**Assignment:**
Which lines of the data below hold "gamma"? Copy each of them.

**Saved entries:**
· · · · · · ·
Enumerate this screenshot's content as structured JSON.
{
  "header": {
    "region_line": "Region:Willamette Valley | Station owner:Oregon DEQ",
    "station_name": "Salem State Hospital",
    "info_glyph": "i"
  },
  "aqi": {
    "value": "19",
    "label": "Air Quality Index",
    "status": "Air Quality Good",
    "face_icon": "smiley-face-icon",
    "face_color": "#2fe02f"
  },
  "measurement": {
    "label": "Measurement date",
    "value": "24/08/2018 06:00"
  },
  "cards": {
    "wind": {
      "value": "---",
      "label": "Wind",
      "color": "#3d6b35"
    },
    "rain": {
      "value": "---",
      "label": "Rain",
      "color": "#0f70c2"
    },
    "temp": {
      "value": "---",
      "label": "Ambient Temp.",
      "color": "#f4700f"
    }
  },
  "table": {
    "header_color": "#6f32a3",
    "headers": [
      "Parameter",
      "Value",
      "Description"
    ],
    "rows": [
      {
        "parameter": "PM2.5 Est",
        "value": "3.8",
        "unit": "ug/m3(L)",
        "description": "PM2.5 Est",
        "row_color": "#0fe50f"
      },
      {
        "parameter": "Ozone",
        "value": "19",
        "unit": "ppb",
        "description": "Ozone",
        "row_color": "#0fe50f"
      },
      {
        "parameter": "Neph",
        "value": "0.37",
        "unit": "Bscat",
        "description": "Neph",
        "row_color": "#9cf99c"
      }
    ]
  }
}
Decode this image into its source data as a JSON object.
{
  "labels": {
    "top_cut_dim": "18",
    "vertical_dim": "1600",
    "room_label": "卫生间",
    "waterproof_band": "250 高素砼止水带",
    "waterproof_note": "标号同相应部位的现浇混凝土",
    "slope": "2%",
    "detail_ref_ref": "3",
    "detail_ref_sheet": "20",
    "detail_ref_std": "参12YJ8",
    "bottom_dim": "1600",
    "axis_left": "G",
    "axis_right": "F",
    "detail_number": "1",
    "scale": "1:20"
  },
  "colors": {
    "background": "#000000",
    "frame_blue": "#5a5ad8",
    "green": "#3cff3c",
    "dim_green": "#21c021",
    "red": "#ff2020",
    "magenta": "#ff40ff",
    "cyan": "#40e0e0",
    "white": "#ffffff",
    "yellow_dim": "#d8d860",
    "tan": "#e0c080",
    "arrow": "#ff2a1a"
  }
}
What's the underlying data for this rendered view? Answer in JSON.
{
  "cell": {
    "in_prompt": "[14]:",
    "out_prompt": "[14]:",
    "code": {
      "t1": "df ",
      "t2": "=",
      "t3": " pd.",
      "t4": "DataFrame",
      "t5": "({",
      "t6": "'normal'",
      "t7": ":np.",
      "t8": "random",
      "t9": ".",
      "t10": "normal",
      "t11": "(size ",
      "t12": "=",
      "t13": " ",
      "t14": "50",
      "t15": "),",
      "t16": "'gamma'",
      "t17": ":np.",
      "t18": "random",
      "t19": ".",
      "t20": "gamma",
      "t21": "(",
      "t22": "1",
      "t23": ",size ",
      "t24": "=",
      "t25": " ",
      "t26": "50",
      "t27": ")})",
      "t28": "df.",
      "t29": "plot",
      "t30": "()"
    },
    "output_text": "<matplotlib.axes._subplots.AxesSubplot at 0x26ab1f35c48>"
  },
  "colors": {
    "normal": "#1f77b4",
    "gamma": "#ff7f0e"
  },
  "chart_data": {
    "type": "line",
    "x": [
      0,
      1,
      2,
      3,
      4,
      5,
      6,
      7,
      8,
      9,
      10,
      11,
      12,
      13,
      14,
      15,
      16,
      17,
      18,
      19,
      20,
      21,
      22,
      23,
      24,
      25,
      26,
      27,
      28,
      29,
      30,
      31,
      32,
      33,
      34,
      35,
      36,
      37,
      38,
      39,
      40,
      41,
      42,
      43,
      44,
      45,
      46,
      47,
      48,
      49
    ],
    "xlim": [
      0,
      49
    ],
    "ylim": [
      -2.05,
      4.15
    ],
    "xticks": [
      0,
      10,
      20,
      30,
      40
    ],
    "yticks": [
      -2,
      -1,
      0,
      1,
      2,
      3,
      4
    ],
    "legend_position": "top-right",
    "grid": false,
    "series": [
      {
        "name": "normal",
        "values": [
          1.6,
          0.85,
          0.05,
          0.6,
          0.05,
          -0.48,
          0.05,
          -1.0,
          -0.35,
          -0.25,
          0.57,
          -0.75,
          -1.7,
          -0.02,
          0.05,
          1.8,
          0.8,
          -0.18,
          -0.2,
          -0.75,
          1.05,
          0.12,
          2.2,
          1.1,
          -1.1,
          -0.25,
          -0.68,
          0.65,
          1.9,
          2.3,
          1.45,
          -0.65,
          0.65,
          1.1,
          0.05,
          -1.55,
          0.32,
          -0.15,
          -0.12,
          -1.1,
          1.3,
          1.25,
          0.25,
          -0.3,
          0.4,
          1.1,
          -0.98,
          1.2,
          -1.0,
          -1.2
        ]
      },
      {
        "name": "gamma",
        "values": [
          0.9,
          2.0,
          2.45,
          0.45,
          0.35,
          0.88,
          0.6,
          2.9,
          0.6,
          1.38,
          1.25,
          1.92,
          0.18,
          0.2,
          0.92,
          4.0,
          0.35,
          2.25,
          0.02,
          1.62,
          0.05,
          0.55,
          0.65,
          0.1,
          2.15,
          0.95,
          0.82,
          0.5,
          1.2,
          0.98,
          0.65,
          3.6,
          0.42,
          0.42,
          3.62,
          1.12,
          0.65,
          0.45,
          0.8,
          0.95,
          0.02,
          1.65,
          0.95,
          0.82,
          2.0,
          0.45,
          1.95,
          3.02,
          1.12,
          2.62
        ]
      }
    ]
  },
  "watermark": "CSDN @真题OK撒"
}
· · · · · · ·
**Result of the task:**
      "t16": "'gamma'",
      "t20": "gamma",
    "gamma": "#ff7f0e"
        "name": "gamma",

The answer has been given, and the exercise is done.